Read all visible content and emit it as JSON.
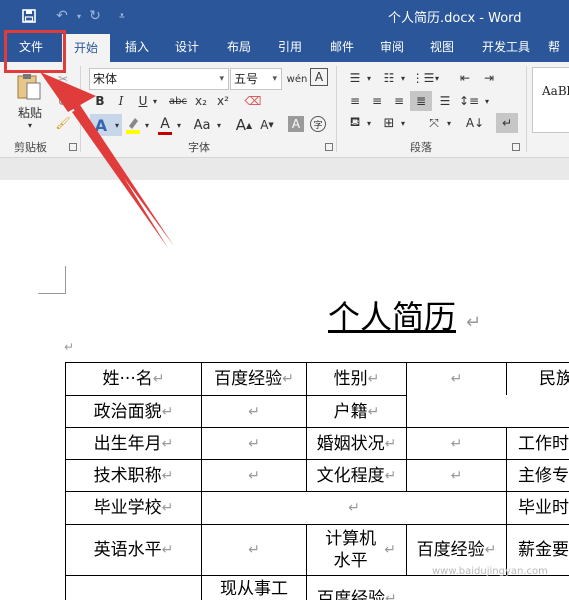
{
  "titlebar": {
    "doc_title": "个人简历.docx  -  Word",
    "save_icon": "save-icon",
    "undo_icon": "undo-icon",
    "redo_icon": "redo-icon",
    "customize_icon": "customize-qat-icon"
  },
  "tabs": [
    "文件",
    "开始",
    "插入",
    "设计",
    "布局",
    "引用",
    "邮件",
    "审阅",
    "视图",
    "开发工具",
    "帮"
  ],
  "ribbon": {
    "paste_label": "粘贴",
    "font_name": "宋体",
    "font_size": "五号",
    "groups": [
      "剪贴板",
      "字体",
      "段落"
    ],
    "format_buttons": [
      "B",
      "I",
      "U",
      "abc",
      "x₂",
      "x²"
    ],
    "font_glyphs": [
      "A",
      "A",
      "Aa",
      "A",
      "A",
      "A",
      "字"
    ],
    "style_preview": "AaBb"
  },
  "document": {
    "heading": "个人简历",
    "pilcrow": "↵",
    "rows": [
      [
        "姓···名",
        "百度经验",
        "性别",
        "",
        "民族"
      ],
      [
        "政治面貌",
        "",
        "户籍"
      ],
      [
        "出生年月",
        "",
        "婚姻状况",
        "",
        "工作时"
      ],
      [
        "技术职称",
        "",
        "文化程度",
        "",
        "主修专"
      ],
      [
        "毕业学校",
        "",
        "毕业时"
      ],
      [
        "英语水平",
        "",
        "计算机水平",
        "百度经验",
        "薪金要"
      ],
      [
        "",
        "现从事工",
        "百度经验"
      ]
    ],
    "watermark": "www.baidujingyan.com"
  },
  "colors": {
    "brand": "#2b579a",
    "highlight": "#e03c3c",
    "font_color": "#c00000",
    "highlight_color": "#ffff00"
  }
}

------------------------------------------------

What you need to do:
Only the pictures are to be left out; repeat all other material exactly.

Task answer:
Read all visible content and emit it as JSON.
{
  "titlebar": {
    "doc_title": "个人简历.docx  -  Word",
    "save_icon": "save-icon",
    "undo_icon": "undo-icon",
    "redo_icon": "redo-icon",
    "customize_icon": "customize-qat-icon"
  },
  "tabs": [
    "文件",
    "开始",
    "插入",
    "设计",
    "布局",
    "引用",
    "邮件",
    "审阅",
    "视图",
    "开发工具",
    "帮"
  ],
  "ribbon": {
    "paste_label": "粘贴",
    "font_name": "宋体",
    "font_size": "五号",
    "groups": [
      "剪贴板",
      "字体",
      "段落"
    ],
    "format_buttons": [
      "B",
      "I",
      "U",
      "abc",
      "x₂",
      "x²"
    ],
    "font_glyphs": [
      "A",
      "A",
      "Aa",
      "A",
      "A",
      "A",
      "字"
    ],
    "style_preview": "AaBb"
  },
  "document": {
    "heading": "个人简历",
    "pilcrow": "↵",
    "rows": [
      [
        "姓···名",
        "百度经验",
        "性别",
        "",
        "民族"
      ],
      [
        "政治面貌",
        "",
        "户籍"
      ],
      [
        "出生年月",
        "",
        "婚姻状况",
        "",
        "工作时"
      ],
      [
        "技术职称",
        "",
        "文化程度",
        "",
        "主修专"
      ],
      [
        "毕业学校",
        "",
        "毕业时"
      ],
      [
        "英语水平",
        "",
        "计算机水平",
        "百度经验",
        "薪金要"
      ],
      [
        "",
        "现从事工",
        "百度经验"
      ]
    ],
    "watermark": "www.baidujingyan.com"
  },
  "colors": {
    "brand": "#2b579a",
    "highlight": "#e03c3c",
    "font_color": "#c00000",
    "highlight_color": "#ffff00"
  }
}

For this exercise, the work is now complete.